* What was her parenting style… strict, laissez-faire?                                                        * What did you like to do with her?                                                                                    *  Did you confide in her?                                                                                                    *  How did she discipline?                                                                                                    *  What are your favorite memories?                                                                                   * How was she, in your eyes, with your father?                                                                   *  How will you honor her?                                                                                                *   Are you a mother?                                                                                                         *  How would your child[ren[ describe you?                                                                      *  Do you say/do things you swore you wouldn’t – because your mother did ?                *   How do you think your child[ren] will quote you?                                                          *   What memories would you hope they have?                                                                *    Do you see your mother differently now that you are one?                                         *   Do you consciously emulate her ?                                                                                *  Do you appreciate how hard – and joyful -it is to mother?

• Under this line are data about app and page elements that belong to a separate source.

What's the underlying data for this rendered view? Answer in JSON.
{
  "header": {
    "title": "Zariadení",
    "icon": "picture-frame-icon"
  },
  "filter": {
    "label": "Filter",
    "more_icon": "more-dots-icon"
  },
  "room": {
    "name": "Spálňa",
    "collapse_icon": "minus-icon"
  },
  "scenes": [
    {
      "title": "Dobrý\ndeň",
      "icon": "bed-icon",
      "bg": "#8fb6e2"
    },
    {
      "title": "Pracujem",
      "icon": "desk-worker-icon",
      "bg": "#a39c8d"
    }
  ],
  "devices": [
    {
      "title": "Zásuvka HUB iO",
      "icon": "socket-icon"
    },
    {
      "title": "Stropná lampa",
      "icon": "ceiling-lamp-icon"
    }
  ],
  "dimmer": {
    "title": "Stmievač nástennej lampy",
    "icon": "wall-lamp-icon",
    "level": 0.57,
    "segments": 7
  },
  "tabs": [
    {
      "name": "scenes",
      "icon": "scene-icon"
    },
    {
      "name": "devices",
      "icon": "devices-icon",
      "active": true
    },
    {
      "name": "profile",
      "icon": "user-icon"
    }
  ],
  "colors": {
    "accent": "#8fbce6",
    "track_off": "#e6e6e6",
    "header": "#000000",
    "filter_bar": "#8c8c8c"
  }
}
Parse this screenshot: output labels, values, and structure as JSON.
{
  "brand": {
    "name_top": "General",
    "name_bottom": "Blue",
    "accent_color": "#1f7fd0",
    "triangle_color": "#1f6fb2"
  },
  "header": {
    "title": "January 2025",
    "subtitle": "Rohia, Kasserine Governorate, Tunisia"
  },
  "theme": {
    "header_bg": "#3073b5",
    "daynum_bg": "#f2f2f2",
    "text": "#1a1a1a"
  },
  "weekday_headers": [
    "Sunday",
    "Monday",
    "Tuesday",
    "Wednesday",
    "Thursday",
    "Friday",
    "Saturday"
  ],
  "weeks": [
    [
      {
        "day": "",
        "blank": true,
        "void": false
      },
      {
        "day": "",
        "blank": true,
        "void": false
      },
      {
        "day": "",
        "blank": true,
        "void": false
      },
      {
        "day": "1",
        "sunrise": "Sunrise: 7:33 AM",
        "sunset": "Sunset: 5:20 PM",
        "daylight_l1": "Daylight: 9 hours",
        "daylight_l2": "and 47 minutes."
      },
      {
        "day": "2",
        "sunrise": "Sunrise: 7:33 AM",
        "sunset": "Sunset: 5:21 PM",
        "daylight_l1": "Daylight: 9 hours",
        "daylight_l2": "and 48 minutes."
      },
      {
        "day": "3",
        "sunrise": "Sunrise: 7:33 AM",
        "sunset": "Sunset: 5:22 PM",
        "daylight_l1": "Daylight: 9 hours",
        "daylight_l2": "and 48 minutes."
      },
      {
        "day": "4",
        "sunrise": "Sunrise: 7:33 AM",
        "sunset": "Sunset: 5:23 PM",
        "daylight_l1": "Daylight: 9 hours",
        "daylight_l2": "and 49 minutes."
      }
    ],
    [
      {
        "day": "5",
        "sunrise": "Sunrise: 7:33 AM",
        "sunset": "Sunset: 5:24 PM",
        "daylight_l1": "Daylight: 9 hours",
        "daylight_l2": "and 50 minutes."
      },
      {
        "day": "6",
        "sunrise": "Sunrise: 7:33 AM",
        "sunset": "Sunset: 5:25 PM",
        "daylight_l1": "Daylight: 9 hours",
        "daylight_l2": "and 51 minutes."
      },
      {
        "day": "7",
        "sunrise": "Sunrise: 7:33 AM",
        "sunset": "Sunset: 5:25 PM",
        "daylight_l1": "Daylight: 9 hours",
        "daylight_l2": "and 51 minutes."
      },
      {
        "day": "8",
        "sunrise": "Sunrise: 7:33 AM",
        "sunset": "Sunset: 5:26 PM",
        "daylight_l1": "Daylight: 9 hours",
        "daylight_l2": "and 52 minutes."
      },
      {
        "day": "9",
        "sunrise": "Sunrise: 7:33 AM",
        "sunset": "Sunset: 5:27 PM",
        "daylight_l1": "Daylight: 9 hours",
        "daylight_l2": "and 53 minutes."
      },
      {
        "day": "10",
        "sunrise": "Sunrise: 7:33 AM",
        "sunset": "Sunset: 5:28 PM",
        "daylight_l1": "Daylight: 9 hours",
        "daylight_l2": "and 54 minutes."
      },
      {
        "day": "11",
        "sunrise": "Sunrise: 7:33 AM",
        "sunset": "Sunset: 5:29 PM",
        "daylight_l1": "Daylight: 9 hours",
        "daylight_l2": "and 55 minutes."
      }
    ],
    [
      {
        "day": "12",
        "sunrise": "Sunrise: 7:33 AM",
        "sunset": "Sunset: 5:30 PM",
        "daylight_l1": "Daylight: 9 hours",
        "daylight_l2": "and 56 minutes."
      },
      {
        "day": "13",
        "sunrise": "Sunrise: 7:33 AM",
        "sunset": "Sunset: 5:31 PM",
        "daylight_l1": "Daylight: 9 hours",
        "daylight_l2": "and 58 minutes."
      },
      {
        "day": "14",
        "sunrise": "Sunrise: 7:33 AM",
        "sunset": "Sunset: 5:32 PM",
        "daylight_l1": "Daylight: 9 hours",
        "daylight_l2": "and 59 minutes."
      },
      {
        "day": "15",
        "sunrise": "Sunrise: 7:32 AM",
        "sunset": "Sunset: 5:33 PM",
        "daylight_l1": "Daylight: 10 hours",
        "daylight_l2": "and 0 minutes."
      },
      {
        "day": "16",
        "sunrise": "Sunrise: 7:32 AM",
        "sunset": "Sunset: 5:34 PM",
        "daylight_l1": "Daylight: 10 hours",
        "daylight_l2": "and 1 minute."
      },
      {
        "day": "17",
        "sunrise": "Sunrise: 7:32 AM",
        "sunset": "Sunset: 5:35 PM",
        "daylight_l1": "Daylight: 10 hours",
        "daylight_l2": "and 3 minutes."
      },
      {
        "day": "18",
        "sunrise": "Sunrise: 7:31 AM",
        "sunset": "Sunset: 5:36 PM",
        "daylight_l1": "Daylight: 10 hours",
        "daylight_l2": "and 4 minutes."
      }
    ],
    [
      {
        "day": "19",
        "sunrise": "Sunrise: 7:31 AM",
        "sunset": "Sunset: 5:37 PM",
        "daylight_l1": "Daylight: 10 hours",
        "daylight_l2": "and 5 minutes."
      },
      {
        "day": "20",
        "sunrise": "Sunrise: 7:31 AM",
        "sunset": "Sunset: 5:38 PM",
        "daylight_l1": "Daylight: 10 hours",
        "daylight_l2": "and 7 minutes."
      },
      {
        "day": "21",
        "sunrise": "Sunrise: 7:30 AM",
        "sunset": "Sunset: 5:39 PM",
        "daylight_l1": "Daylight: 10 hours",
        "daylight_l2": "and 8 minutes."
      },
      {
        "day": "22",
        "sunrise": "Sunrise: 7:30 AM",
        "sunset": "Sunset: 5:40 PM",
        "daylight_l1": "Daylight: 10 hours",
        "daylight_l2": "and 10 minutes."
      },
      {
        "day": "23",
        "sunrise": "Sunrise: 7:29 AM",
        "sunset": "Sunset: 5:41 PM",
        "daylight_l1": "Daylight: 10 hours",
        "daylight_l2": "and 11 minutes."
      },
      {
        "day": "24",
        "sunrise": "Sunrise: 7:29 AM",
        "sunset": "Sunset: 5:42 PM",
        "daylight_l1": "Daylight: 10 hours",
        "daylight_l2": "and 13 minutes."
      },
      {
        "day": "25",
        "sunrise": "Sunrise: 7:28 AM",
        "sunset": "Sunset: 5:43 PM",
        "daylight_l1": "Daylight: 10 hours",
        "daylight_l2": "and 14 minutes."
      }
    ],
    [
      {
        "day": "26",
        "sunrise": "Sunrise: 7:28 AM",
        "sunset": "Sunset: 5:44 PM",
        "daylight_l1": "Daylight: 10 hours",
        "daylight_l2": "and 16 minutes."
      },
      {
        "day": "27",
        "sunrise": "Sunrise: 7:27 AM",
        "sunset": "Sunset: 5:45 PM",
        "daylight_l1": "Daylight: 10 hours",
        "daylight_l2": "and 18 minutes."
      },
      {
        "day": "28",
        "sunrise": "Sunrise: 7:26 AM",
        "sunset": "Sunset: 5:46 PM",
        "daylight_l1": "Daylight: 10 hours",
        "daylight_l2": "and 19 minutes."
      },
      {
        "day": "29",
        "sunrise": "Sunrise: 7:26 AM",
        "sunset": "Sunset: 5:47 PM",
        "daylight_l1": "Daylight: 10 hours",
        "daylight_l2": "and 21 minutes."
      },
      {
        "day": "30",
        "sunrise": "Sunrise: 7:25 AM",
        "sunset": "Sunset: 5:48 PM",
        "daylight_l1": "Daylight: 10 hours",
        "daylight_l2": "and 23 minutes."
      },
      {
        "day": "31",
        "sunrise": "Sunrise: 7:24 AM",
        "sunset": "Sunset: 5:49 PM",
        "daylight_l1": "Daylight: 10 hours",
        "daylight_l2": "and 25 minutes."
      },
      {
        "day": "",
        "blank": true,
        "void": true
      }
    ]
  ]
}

We are all our mothers, to some degree.  We are all human.  Let your mother know how much you appreciate her now that you know what a struggle it is and also how wonderful…to be a mother.





The New Year

Sharon Klepner Licensed Clinical Social Worker

The New Year

We hear about tossing out the old year and ringing in the new one.  We look forward to a new year, new friends, new experiences and challenges.  No matter one’s age, it can be exciting to go forward, not knowing who or what will pop up in our lives.  Especially if you have lived a long time (whatever age you think that is) and like surprises, the future is yours.

But, let’s not forget the old year(s) and all that it has provided us, moving into the future.  We are a product of our past, from way back to recent times.  Past challenges, problems and opportunities helped create who we are now.  There were experiences we learned from and we can use that ‘education’ living it forward.  Likely, there were mistakes made, offering us the opportunity to correct some of them or to reconnect with someone we may miss.  Apologies are about self searching and self-confidence and enhance growth .

Memories of old friends, homes, trips, music, etc. enrich our lives today as we recall some of those moments.  So, anticipate 2019 but don’t ‘toss’ out the past.  select and bring forward whatever will add to the new year and make it even richer.

Happy old and new year !!